“The Good Society: Prospects for Reason, Communication, and Well-Being”
The 39th Annual Meeting of the International Society of Political Psychology to be held at the Sheraton Warsaw Hotel in Poland from July 14-17, 2016.
President: John T. Jost (New York University, USA).
Conference Program Co-Chairs:
Michał Bilewicz (University of Warsaw, Poland),
Aleksandra Cichocka (University of Kent, England), and
Christopher Federico (University of Minnesota, USA).
One of the very first political psychologists, Graham Wallas (1914) observed in The Great Society that economic industrialization had been more successful in removing specific causes of unhappiness, such as famine, than in producing genuine happiness. “We must let our minds play freely over all the conditions of life,” he implored readers, “till we can either justify our civilization or change it.” In 1937, Walter Lippmann penned his own version of The Good Society. He warned that his generation had “returned to the heresies of absolutism, authority, and the domination of men by men” and asserted that a universal sense of the inviolability of the rights and freedoms of human beings is what enabled our species to fight our way “out of the morass of barbarism” and that this inviolability must be the foundation of the Good Society.
In the early and middle of the 20th century, reformers and revolutionaries in Europe, Asia, and Latin America—inspired by socialist ideals—made an effort to improve the lives of working people and other exploited groups. In 1989, Poland led the way for a peaceful transformation that swept through Central and Eastern Europe as citizens became deeply disappointed with the authoritarian socialism they had known. Around the same time, in longstanding democracies, a consensus around social-democratic norms gave way to a neoliberal vision emphasizing market efficiency and economic individualism. Twenty five years later, it would appear that a majority of citizens in both contexts are dissatisfied with the results. In the U.S. and many other countries, politics are as destructive, bitter, and corrupt as anyone can remember, and reasoning in the public sphere seems more and more like an unattainable ideal.
What, in the 21st century, is our shared vision of the Good Society, and what are the obstacles to its realization? What is the ideal mix of equality and tradition, individual initiative and social welfare, economic prosperity and environmental responsibility, national and international unity and the cultivation of diversity? As political psychologists, what can we say about how to increase subjective and objective well-being at home and abroad? What do we know about how and why contemporary societies make it so difficult for people to communicate about these matters reasonably and realistically without rapidly deteriorating into ideological hostility or the kind of solipsistic resignation that comes with relativism about human values? In the absence of a shared conception of the Good Society, is it even possible to know what progress in social and political life would look like?
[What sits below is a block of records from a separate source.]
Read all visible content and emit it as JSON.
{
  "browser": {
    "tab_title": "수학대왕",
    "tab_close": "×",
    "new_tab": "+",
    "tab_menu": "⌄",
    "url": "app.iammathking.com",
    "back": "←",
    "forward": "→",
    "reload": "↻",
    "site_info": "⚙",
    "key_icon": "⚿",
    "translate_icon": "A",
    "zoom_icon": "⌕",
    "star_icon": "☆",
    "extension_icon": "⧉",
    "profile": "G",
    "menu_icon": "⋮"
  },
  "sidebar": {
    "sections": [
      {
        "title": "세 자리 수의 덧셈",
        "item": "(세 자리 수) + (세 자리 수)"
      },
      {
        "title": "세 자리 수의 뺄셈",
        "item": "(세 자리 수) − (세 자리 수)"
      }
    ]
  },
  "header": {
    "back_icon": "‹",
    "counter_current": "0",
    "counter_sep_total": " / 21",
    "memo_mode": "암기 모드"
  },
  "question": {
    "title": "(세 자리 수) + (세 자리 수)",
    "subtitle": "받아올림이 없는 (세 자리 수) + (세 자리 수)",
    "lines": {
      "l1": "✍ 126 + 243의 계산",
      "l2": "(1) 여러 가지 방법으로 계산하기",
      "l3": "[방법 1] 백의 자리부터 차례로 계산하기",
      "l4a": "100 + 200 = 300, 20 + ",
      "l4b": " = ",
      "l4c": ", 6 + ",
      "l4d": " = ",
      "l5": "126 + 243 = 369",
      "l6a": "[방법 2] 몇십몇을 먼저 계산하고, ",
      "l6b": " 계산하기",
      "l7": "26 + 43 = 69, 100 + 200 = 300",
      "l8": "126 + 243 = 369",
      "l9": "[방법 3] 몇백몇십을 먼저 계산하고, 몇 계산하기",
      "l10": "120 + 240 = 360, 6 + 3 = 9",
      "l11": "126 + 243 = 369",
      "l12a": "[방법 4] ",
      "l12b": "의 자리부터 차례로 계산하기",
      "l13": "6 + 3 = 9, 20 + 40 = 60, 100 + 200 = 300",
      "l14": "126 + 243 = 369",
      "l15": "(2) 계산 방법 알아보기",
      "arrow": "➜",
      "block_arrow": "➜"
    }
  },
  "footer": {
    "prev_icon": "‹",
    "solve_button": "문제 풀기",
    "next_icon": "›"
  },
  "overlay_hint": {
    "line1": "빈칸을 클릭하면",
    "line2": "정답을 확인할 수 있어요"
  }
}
We especially welcome proposals for panels or symposia, along with individual papers and posters, which present theory and research bearing on individual and collective conceptions of the Good Society and the motivational role of those conceptions in fostering political activity. Research may draw on any area of political psychology including, but not limited to, the application of experimental designs, public opinion surveys, and narrative approaches to the study of political ideology, human values, social justice, cultural norms, personality dynamics, social identification, intergroup relations, political leadership, collective action, protest, and societal transformation. We are especially interested in proposals that provide new theoretical, methodological, or empirical insights about how to conceptualize, measure, and foster public reasoning, rationality, communication, understanding, and both subjective and objective well-being in society.
We also welcome symposia, roundtables, papers, and posters on any topic in political psychology. The program chairs are interested in bringing together new research from the fields of political science, psychology, sociology, economics, anthropology, biology, communication, history, philosophy, and other disciplines. We hope to bring about an exciting intellectual exchange that will enrich the study of political psychology and help us to better understand the dynamics of society and politics in the world today.
Confirmed keynote speakers will be Jan T. Gross, Professor of History and Norman B. Tomlinson ’16 and ’48 Professor of War and Society at Princeton University; Arie W. Kruglanski, a Distinguished University Professor of Psychology at the University of Maryland; and Diana C. Mutz, the Samuel A. Stouffer Professor of Political Science and Communication and Director of the Institute for the Study of Citizens and Politics in the Annenberg Public Policy Center at the University of Pennsylvania and a Senior Fellow in Governance Studies at the Brookings Institution.
In addition, we are planning a special session involving Janusz Grzelak, a Professor of Psychology at the M. Grzegorzewska Academy of Special Education, the Co-Founder and first President of the Polish Society of Social Psychology, and a former Vice-Minister of Education in Poland, and Janusz Reykowski, a Professor of Psychology at the Polish Academy of Science, a Co-Chair of the Political Roundtable during the period of transition in Poland, a Co-Founder and Chairman of the Academic Council of the Warsaw School of Social Psychology, and a Past President of the International Society of Political Psychology.
Please check www.ispp.org for more information.